Excerpts from a dataset
──────
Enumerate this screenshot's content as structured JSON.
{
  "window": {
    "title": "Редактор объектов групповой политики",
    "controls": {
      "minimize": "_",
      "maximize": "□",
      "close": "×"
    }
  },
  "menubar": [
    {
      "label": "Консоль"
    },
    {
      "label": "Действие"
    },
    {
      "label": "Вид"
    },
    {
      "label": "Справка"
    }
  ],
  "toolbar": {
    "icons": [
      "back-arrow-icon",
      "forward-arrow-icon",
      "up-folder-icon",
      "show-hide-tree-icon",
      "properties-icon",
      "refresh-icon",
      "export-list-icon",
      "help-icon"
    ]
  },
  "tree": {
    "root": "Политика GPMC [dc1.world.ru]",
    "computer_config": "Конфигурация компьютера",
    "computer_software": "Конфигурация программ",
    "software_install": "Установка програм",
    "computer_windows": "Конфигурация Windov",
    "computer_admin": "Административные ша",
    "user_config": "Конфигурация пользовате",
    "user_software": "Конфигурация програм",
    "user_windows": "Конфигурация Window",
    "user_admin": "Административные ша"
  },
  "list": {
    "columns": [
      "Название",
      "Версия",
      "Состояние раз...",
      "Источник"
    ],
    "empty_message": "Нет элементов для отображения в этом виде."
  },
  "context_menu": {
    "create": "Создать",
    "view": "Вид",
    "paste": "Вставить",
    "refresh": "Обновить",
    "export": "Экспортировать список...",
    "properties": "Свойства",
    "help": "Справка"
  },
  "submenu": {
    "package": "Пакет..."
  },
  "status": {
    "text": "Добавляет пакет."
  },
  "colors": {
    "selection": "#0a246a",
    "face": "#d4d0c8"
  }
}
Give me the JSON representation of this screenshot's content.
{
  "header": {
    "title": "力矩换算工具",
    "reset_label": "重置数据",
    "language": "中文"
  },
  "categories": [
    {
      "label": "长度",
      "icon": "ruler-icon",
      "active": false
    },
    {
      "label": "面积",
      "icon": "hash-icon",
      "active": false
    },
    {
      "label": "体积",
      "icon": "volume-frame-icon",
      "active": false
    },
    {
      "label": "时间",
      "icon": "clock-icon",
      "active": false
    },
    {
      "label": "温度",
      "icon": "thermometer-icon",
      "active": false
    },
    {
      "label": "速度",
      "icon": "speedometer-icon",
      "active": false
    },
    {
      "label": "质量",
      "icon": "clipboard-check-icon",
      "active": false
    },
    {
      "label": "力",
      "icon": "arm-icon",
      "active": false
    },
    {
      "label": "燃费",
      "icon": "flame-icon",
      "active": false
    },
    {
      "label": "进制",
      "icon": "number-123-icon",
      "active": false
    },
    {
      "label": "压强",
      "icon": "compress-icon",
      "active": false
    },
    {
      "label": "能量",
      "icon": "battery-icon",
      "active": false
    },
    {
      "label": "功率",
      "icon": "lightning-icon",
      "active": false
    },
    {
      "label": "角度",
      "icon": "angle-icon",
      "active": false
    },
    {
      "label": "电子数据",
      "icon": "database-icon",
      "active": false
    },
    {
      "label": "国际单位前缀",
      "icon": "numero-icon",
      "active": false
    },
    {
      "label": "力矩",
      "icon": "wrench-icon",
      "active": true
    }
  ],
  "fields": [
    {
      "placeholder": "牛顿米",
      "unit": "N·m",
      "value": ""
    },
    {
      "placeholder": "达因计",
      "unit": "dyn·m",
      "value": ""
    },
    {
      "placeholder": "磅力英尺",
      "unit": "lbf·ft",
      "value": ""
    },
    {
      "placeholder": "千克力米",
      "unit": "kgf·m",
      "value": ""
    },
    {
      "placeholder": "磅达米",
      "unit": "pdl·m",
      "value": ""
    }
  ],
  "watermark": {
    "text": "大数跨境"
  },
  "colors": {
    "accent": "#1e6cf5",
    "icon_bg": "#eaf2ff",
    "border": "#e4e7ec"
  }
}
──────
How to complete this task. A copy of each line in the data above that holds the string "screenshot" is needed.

Expected output.
Enumerate this screenshot's content as structured JSON.
Give me the JSON representation of this screenshot's content.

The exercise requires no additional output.